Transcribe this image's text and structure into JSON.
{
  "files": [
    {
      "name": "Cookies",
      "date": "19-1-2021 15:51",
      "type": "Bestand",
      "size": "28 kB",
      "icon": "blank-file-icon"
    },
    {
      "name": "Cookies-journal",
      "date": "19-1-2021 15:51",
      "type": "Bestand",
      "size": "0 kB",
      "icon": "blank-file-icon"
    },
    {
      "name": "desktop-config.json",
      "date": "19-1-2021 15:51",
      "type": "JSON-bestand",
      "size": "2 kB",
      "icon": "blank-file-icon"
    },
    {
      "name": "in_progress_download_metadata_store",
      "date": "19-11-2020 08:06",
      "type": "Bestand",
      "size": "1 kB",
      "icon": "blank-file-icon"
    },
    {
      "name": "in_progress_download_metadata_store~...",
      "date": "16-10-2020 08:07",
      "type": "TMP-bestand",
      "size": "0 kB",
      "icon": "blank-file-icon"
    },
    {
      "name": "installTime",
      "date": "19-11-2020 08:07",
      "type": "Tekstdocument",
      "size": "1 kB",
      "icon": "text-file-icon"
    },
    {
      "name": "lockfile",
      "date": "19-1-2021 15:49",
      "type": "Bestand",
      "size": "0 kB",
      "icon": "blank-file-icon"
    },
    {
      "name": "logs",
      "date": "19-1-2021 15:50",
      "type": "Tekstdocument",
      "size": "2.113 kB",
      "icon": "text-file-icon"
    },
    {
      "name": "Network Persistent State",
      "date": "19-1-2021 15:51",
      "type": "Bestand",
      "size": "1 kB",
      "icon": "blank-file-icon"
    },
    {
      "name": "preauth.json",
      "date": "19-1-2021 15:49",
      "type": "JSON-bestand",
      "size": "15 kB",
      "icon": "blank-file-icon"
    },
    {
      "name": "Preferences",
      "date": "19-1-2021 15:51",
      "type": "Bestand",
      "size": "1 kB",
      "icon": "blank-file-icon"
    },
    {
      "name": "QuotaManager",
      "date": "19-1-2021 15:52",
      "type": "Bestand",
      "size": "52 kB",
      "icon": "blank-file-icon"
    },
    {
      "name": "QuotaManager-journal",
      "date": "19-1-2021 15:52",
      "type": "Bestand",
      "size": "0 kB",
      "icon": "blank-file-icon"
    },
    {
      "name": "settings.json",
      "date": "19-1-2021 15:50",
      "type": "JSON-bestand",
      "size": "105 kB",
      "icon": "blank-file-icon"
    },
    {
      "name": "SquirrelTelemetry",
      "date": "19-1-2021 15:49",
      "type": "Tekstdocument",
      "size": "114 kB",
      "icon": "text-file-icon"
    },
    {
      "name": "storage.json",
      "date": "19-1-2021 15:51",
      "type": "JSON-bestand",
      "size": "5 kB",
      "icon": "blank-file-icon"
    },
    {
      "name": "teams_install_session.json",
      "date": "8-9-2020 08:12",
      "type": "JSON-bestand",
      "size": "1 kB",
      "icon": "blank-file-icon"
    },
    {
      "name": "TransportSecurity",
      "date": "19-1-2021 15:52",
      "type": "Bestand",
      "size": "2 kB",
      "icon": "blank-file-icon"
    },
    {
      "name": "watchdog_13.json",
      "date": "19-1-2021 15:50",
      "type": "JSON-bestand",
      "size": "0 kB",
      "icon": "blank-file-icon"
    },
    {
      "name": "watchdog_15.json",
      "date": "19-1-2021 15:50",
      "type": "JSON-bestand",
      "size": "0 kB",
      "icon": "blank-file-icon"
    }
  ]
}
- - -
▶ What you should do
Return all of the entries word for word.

▶ Response to the task
Transcribe this image's text and structure into JSON.
{
  "files": [
    {
      "name": "Cookies",
      "date": "19-1-2021 15:51",
      "type": "Bestand",
      "size": "28 kB",
      "icon": "blank-file-icon"
    },
    {
      "name": "Cookies-journal",
      "date": "19-1-2021 15:51",
      "type": "Bestand",
      "size": "0 kB",
      "icon": "blank-file-icon"
    },
    {
      "name": "desktop-config.json",
      "date": "19-1-2021 15:51",
      "type": "JSON-bestand",
      "size": "2 kB",
      "icon": "blank-file-icon"
    },
    {
      "name": "in_progress_download_metadata_store",
      "date": "19-11-2020 08:06",
      "type": "Bestand",
      "size": "1 kB",
      "icon": "blank-file-icon"
    },
    {
      "name": "in_progress_download_metadata_store~...",
      "date": "16-10-2020 08:07",
      "type": "TMP-bestand",
      "size": "0 kB",
      "icon": "blank-file-icon"
    },
    {
      "name": "installTime",
      "date": "19-11-2020 08:07",
      "type": "Tekstdocument",
      "size": "1 kB",
      "icon": "text-file-icon"
    },
    {
      "name": "lockfile",
      "date": "19-1-2021 15:49",
      "type": "Bestand",
      "size": "0 kB",
      "icon": "blank-file-icon"
    },
    {
      "name": "logs",
      "date": "19-1-2021 15:50",
      "type": "Tekstdocument",
      "size": "2.113 kB",
      "icon": "text-file-icon"
    },
    {
      "name": "Network Persistent State",
      "date": "19-1-2021 15:51",
      "type": "Bestand",
      "size": "1 kB",
      "icon": "blank-file-icon"
    },
    {
      "name": "preauth.json",
      "date": "19-1-2021 15:49",
      "type": "JSON-bestand",
      "size": "15 kB",
      "icon": "blank-file-icon"
    },
    {
      "name": "Preferences",
      "date": "19-1-2021 15:51",
      "type": "Bestand",
      "size": "1 kB",
      "icon": "blank-file-icon"
    },
    {
      "name": "QuotaManager",
      "date": "19-1-2021 15:52",
      "type": "Bestand",
      "size": "52 kB",
      "icon": "blank-file-icon"
    },
    {
      "name": "QuotaManager-journal",
      "date": "19-1-2021 15:52",
      "type": "Bestand",
      "size": "0 kB",
      "icon": "blank-file-icon"
    },
    {
      "name": "settings.json",
      "date": "19-1-2021 15:50",
      "type": "JSON-bestand",
      "size": "105 kB",
      "icon": "blank-file-icon"
    },
    {
      "name": "SquirrelTelemetry",
      "date": "19-1-2021 15:49",
      "type": "Tekstdocument",
      "size": "114 kB",
      "icon": "text-file-icon"
    },
    {
      "name": "storage.json",
      "date": "19-1-2021 15:51",
      "type": "JSON-bestand",
      "size": "5 kB",
      "icon": "blank-file-icon"
    },
    {
      "name": "teams_install_session.json",
      "date": "8-9-2020 08:12",
      "type": "JSON-bestand",
      "size": "1 kB",
      "icon": "blank-file-icon"
    },
    {
      "name": "TransportSecurity",
      "date": "19-1-2021 15:52",
      "type": "Bestand",
      "size": "2 kB",
      "icon": "blank-file-icon"
    },
    {
      "name": "watchdog_13.json",
      "date": "19-1-2021 15:50",
      "type": "JSON-bestand",
      "size": "0 kB",
      "icon": "blank-file-icon"
    },
    {
      "name": "watchdog_15.json",
      "date": "19-1-2021 15:50",
      "type": "JSON-bestand",
      "size": "0 kB",
      "icon": "blank-file-icon"
    }
  ]
}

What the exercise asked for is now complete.